From Austin American-Statesman (May 22, 1994)
by Sean Kinch
In the eyes of the public, Douglas Coupland always will be identified by his first novel, Generation X (1991), whose catchy title provided small-minded pop-cultural critics and vulturine advertisers a much-neeed category to lump together the amorphous and unmanageable age-group elsewhere dubbed "twenty-somethings." But that dubious claim to pop fame has not stopped Coupland from producing insightful works of fiction that are only superficially defined by their relationship to a generation, X or otherwise. His second novel, Shampoo Planet (1992), broke the Xer mode just as corporate America was busy capitalizing on it. That work focuses on characters who are younger than those in Generation X and who exhibit none of the earlier novel's social alienation.
Now comes Life After God a collection of stories that further punctuates the narrow-mindedness of labeling Coupland by his first novel and its slacker connotations. The narrators of these tales, each told in the first person, are predominantly in their 30s, confused and lonely, but they also include middle- aged men and women who invariably wonder if life ever will make sense.
The common theme is not estrangement from capitalism or society in general, but quiet desperation that we have lost the capacity to appreciate the magic of our existence. Coupland catches his characters at vulnerable moments when they have to have answers, if only provisional. Coupland's success in this regard is that he avoids falling into cheap nihilism or sloppy sentimentality. In each of the stories there is a tacit acknowledgement that those avenues are emotionally desirable but, based on years of experiences, no longer tenable. Again, Coupland proves that he is less a socially attuned young writer than a thousand-year-old soul seeking the mysteries of his original birth.
Coupland's signature style continues to be his unapologetic use of elaborate similes to describe everyday objects, as if he's trying through his writing to infuse magic into the menial.

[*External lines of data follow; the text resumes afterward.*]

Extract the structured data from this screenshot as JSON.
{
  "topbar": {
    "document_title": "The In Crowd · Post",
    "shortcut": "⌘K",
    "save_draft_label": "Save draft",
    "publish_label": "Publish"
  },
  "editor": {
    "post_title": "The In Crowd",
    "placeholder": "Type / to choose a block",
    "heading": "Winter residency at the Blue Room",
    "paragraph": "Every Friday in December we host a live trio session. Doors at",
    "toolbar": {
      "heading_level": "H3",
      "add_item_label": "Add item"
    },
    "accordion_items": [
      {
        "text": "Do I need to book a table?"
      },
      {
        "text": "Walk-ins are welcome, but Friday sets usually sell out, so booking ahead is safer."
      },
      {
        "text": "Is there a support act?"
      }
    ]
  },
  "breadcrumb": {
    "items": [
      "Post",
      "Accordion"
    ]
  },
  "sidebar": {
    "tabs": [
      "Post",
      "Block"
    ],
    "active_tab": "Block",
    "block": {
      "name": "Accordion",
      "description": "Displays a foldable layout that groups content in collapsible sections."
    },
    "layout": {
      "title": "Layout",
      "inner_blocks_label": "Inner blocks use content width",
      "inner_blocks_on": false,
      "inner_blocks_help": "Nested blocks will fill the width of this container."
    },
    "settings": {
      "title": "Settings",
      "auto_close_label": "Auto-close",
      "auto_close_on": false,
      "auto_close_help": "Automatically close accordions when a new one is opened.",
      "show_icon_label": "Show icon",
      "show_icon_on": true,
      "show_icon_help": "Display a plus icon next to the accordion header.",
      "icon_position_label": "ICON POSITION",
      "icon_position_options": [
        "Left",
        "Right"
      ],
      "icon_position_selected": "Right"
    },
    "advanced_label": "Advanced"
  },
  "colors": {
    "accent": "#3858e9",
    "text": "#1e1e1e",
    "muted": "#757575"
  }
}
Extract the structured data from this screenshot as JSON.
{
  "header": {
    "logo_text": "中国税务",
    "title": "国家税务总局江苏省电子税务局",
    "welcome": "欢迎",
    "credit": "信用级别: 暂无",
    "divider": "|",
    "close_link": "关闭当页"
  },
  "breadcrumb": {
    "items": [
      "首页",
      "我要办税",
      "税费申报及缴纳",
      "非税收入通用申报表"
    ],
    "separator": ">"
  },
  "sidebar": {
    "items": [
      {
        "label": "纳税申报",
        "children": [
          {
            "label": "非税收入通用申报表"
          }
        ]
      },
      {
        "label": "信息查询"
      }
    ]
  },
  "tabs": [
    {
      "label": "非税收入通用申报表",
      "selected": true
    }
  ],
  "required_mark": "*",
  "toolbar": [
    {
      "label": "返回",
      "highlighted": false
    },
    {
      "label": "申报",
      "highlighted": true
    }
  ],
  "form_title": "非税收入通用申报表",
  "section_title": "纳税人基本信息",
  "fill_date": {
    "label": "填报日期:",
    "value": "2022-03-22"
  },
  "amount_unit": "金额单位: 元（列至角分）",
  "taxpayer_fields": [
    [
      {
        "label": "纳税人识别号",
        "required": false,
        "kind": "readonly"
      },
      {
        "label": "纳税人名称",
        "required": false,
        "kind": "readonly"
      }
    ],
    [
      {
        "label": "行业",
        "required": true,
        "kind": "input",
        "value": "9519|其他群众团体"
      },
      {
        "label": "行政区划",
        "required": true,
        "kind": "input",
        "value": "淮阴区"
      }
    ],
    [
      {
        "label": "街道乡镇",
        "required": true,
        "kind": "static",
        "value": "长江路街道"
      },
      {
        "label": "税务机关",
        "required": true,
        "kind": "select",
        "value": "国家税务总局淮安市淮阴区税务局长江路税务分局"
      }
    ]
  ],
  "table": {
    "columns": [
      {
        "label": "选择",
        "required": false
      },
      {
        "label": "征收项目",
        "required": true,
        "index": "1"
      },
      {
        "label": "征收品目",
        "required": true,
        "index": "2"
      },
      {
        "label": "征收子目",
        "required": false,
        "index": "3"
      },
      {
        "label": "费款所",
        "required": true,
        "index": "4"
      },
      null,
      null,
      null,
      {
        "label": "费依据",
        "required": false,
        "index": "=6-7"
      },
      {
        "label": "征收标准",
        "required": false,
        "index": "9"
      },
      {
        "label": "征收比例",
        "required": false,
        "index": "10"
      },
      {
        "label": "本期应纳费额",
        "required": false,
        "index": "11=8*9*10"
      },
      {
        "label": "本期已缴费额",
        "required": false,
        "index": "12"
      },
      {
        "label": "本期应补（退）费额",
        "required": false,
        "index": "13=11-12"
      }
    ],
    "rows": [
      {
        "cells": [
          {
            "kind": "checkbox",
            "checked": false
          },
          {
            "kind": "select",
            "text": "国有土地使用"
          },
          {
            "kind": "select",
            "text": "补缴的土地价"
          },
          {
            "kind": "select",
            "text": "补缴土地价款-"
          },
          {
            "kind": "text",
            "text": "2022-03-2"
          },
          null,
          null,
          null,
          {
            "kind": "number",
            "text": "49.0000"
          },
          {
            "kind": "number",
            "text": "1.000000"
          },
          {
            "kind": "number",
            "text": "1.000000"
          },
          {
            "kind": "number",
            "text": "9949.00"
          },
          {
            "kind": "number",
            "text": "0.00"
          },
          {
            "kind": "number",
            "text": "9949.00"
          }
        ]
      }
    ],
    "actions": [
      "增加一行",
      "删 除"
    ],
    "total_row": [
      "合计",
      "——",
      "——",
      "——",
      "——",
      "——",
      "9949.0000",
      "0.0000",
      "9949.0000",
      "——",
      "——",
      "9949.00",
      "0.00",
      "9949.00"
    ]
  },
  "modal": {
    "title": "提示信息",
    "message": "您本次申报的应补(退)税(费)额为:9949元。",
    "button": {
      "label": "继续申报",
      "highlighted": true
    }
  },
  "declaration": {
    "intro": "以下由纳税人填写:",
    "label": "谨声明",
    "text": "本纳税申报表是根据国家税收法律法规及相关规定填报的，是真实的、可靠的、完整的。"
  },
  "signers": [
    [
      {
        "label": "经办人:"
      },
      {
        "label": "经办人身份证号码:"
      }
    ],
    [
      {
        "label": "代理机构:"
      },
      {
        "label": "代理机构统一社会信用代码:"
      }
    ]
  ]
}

Throughout this collection, his characters sense that magic is a real possibility, but it's always just out of reach.